REAL DISEASES, ETC.
.RO9OT AND HERB JUICES
Is offered to the public as a positive cure. Banishes all
juipuritjoa of the plead and brings the system to a
healthy action, cure those ffpote, Totters, SgAlBB And
Copper Colored Patches.
SYPHILIS OR VENEREAL DISEASES.
The Samaritan's Root and Herb Juices is the most
certain remedy ever prescribed. It removes every par
ticle of the poison.
In many affections with which numbers of Females
suffer, the ROOT AND HERB JUICES is most happily
adapted. in Ulcerated Uterus, in Whites, in bearing
down, falling of the Womb, Debility, and far all sew
plaints incident to the sex.
DO NOT DESPAIR.
Keep out of hospitals. Here is a cure in-any cue fot
$5. Price $1 per bottle, or six for $5, with full direc
tions. Sold by D. W. GROSS & CO.
Sent by Express carefully packed by +
DESMOND & 00„
jand-1y Hex 151 Phila. P.O.
W. KNOCHE'S MUSIC STORE,
AT 93 MARKET ST.
THE BEST FAMILY SEWING
WHEELER & WILSON'S.
NEW OFFICE, Market Square, next to Colder's
frr Call and see them in operation
A general assortment of machinery and needlea Co*.
stantly on liana.

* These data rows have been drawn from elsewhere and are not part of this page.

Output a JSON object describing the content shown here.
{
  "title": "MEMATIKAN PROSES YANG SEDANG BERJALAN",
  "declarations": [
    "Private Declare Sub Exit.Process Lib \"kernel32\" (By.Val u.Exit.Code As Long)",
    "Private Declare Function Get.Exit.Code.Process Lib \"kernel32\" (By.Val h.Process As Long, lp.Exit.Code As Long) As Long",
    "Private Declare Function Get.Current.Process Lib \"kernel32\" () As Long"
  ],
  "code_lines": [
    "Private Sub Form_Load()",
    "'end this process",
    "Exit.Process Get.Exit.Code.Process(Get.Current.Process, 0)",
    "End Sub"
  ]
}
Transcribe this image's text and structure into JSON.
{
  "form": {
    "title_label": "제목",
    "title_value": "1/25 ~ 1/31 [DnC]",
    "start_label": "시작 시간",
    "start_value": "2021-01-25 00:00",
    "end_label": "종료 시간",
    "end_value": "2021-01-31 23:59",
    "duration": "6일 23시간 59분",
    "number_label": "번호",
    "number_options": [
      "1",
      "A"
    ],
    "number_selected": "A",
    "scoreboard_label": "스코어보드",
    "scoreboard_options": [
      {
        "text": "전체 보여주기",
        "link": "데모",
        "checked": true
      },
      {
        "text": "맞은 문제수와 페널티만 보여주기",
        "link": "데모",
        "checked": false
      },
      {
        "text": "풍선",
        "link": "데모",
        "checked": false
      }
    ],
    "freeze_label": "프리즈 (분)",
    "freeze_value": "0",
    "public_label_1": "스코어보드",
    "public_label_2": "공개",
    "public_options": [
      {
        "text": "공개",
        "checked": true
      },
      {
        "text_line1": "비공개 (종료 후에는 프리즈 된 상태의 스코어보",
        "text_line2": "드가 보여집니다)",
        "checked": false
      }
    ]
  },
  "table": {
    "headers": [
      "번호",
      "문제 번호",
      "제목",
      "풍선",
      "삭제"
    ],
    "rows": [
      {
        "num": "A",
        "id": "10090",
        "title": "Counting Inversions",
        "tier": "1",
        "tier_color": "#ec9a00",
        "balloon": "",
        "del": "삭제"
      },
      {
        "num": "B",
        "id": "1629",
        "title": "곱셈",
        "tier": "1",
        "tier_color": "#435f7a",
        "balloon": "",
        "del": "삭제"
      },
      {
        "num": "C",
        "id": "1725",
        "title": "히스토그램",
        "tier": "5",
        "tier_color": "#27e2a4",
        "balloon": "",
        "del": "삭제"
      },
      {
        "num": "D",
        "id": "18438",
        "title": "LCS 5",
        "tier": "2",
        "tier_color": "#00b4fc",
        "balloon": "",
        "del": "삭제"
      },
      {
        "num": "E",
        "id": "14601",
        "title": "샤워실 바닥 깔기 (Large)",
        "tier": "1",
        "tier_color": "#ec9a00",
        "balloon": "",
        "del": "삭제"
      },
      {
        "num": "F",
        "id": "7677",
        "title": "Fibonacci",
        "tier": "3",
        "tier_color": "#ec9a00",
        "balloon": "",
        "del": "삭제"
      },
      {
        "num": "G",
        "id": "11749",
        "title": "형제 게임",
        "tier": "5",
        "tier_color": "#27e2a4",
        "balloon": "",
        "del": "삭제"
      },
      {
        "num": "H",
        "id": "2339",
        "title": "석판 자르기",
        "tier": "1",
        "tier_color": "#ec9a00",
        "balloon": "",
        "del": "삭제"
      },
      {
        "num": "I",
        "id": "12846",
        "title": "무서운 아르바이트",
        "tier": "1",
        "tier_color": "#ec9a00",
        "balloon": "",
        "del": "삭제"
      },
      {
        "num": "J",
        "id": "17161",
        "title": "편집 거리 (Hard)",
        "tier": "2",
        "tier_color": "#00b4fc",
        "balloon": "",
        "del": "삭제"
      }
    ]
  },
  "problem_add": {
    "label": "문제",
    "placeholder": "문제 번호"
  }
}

MISS MARGARET MAE T
Will exhibit and sell them, and also do all made t
machine sewing on these_piscbines in the hest manner.
The patronage of the Wile is respectfully solicited.
RLAUKiNU - Z—M44.BON'S "CIiALLENG 3
BLA.OuNa. 2I -100 ems& assorted sits , just re
spitted and for sale, wholesale and retail.
deal WM. DOCK, Jz., & CO.
NDEPlity DENCE ISLAND.
Meninx. BECKER do PALK, Proprietors, announce to
the citizens of Harrisburg that this cool and delightful
Bummer retreat is now onen for visitors Accommods.-
Hong will be furnishfd to parties and pic-nics at reason
able terms, a dancing platform having been erected f ,
their special Use. season tickets for families, good for
one year, $l.OO
No improper characters admitted, and no intoxicated
person will be permitted to visit the Island. •
A Ferry Boat plies constantly between the Island and
the foot of . Broad street, West Harrisburg. jel3-1m
Peaches, Tomatoes, Lobster, Salmon, Orters,
Spiced Oysters, for sale by WM. DOCK, jr., h CO.
THE LARGEST AND BEST ASSORTMEN
STEEL - ENGRAVINGS !
PRINTS, AND HEADS,
SCENES, ADAPTED FOR GRECIAN
OIL PAINTINGS, AT
Win Knoche's Music Store.
No. 93 Market street, _Harrisburg.
- HAMS, DR/ED nglf, .tOLOGNA
13AU8AGr$0 . , teblo3B, for sale low, by
'WM. DOOR, JR., &